Yesterday, April 22, Barbra Streisand received the Film Society of Lincoln Center’s Chaplin Award. In announcing the award on behalf of the Film Society, Ann Tenenbaum cited Yentl as representative of Streisand’s achievement, a “milestone film.” Yentl was the first flick to have an American woman serve as writer, director, producer, and star. But Yentl also was and is a milestone film because it gave voice, loudly and unrelentingly, to the frustrations and longings keenly felt by a generation of smart, mouthy Jewish women. Born of the old world, Yentl spoke to new world Jewish feminists.
Of course, long before Yentl, Babs had become an icon for Jewish women. A great deal of attention has been paid to the ways in which Streisand made Jewish beautiful. While some of us don’t regard her being featured on the cover of Playboy in 1977 as a compliment, her refusal of nose and surname changes have always been cause for kvelling. The drama of her hair from wild Jewfro to WASPY wisps and back again in The Way We Were struck some of us as a form of talking back to culturally dominant standards of beauty (and I know that I’m not alone in thinking that she was more beautiful before her makeover in The Mirror Has Two Faces). Those of us who hail from Brooklyn, Babs’s old stomping ground and the site of her recent Barclays Center homecoming, also felt the power of identification born of Jewish geography. But Yentl was different. That milestone film indirectly projected on-screen the experience of a generation that was confronting and transcending the impediments to living a full intellectual and spiritual Jewish life.

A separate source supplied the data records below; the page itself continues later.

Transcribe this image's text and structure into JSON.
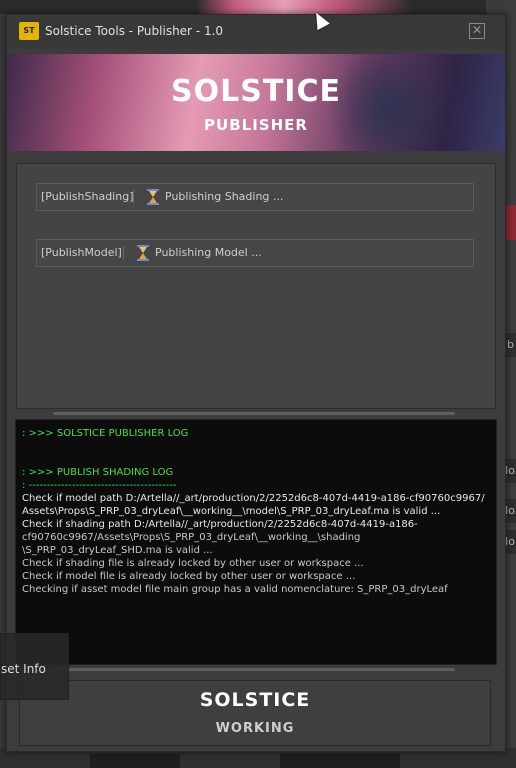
{
  "window": {
    "title": "Solstice Tools - Publisher - 1.0",
    "close_glyph": "✕"
  },
  "banner": {
    "logo": "SOLSTICE",
    "subtitle": "PUBLISHER"
  },
  "tasks": [
    {
      "name": "[PublishShading]",
      "status": "Publishing Shading ...",
      "icon": "hourglass-icon"
    },
    {
      "name": "[PublishModel]",
      "status": "Publishing Model ...",
      "icon": "hourglass-icon"
    }
  ],
  "log": {
    "lines": [
      ": >>> SOLSTICE PUBLISHER LOG",
      ": >>> PUBLISH SHADING LOG",
      ": -----------------------------------------",
      "Check if model path D:/Artella//_art/production/2/2252d6c8-407d-4419-a186-cf90760c9967/",
      "Assets\\Props\\S_PRP_03_dryLeaf\\__working__\\model\\S_PRP_03_dryLeaf.ma is valid ...",
      "Check if shading path D:/Artella//_art/production/2/2252d6c8-407d-4419-a186-",
      "cf90760c9967/Assets\\Props\\S_PRP_03_dryLeaf\\__working__\\shading",
      "\\S_PRP_03_dryLeaf_SHD.ma is valid ...",
      "Check if shading file is already locked by other user or workspace ...",
      "Check if model file is already locked by other user or workspace ...",
      "Checking if asset model file main group has a valid nomenclature: S_PRP_03_dryLeaf"
    ]
  },
  "footer": {
    "logo": "SOLSTICE",
    "status": "WORKING"
  },
  "background": {
    "asset_info_label": "set Info",
    "right_strip": [
      "ub",
      "No",
      "No",
      "No"
    ]
  },
  "colors": {
    "log_green": "#3fe04a",
    "banner_pink": "#e59bb4",
    "app_icon_yellow": "#e5b400"
  }
}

Yentl came out in 1983. Just a year earlier, I had been a college senior. The director of Hillel, who was also my academic advisor, recommended that I attend an institution where I would be likely to find a nice Jewish husband who would give me the Jewish children I had a responsibility to bear to counter the genocidal work of Hitler. I refrained from cursing this kosher pig out loud, but I left that office feeling at odds with my tribe and wondering whether feminism and Jewishness might be another marriage I didn’t want–or worse, couldn’t have.